The server does not filter your query sequence for low compositional
complexity regions by default. Low complexity regions commonly give
spuriously high scores that reflect compositional bias rather than
significant position-by- position alignment. Filtering can elminate
these potentially confounding matches (e.g., hits against proline-rich
regions or poly-A tails) from the blast reports, leaving regions whose
blast statistics reflect the specificity of their pairwise alignment.
Queries searched with the blastn program are filtered with DUST. Other
programs use SEG.
Low complexity sequence found by a filter program is substituted using the
letter "N" in nucleotide sequence (e.g., "NNNNNNNNNNNNN") and the letter "X"
in protein sequences (e.g., "XXXXXXXXX"). Users may turn on filtering by
checking the Low complexity box.
Reference for the DUST program:
Tatusov, R. L. and D. J. Lipman, in preparation.
Hancock, J. M. and J. S. Armstrong (1994). SIMPLE34: an
improved and enhanced implementation for VAX and Sun computers of the
SIMPLE algorithm for analysis of clustered repetitive motifs in nucleotide
sequences. Comput Appl Biosci 10:67-70.
Reference for the SEG program:
Wootton, J. C. and S. Federhen (1993). Statistics of
local complexity in amino acid sequences and sequence databases.
Computers in Chemistry 17:149-163.
Wootton, J. C. and S. Federhen (1996). Analysis of
compositionally biased regions in sequence databases. Methods in Enzymology
Reference for the role of filtering in search strategies:

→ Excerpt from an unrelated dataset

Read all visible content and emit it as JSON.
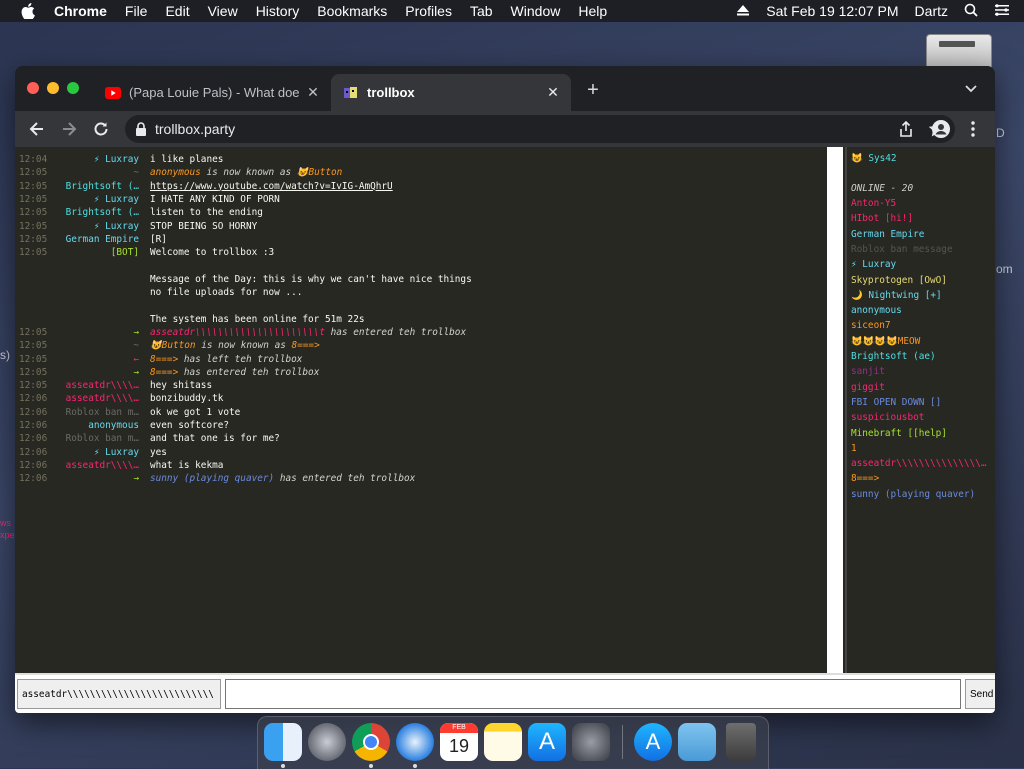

Altschul, S. F., M. S. Boguski, W. Gish,
J. C. Wootton (1994). Issues in searching molecular sequence
databases. Nat Genet 6: 119-129.